*Listed entries*.
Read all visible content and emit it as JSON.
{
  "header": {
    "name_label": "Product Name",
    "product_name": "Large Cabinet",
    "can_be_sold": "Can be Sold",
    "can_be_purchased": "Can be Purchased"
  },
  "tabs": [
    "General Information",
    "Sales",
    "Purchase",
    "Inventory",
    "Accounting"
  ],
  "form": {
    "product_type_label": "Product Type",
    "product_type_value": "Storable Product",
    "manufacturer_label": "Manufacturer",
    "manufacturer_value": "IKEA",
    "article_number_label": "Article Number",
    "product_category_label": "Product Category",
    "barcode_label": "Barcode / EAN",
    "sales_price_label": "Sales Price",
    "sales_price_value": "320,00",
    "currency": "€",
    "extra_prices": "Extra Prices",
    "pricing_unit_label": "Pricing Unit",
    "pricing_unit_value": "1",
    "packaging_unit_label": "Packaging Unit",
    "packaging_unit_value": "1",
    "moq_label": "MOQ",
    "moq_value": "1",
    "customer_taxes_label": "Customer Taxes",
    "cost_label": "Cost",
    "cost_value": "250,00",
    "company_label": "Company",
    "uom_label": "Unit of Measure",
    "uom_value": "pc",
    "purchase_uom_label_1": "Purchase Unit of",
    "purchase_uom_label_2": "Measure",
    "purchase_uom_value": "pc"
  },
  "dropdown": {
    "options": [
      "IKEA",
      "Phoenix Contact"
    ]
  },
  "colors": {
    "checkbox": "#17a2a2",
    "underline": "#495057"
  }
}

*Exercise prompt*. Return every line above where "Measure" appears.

*Response*.
    "uom_label": "Unit of Measure",
    "purchase_uom_label_2": "Measure",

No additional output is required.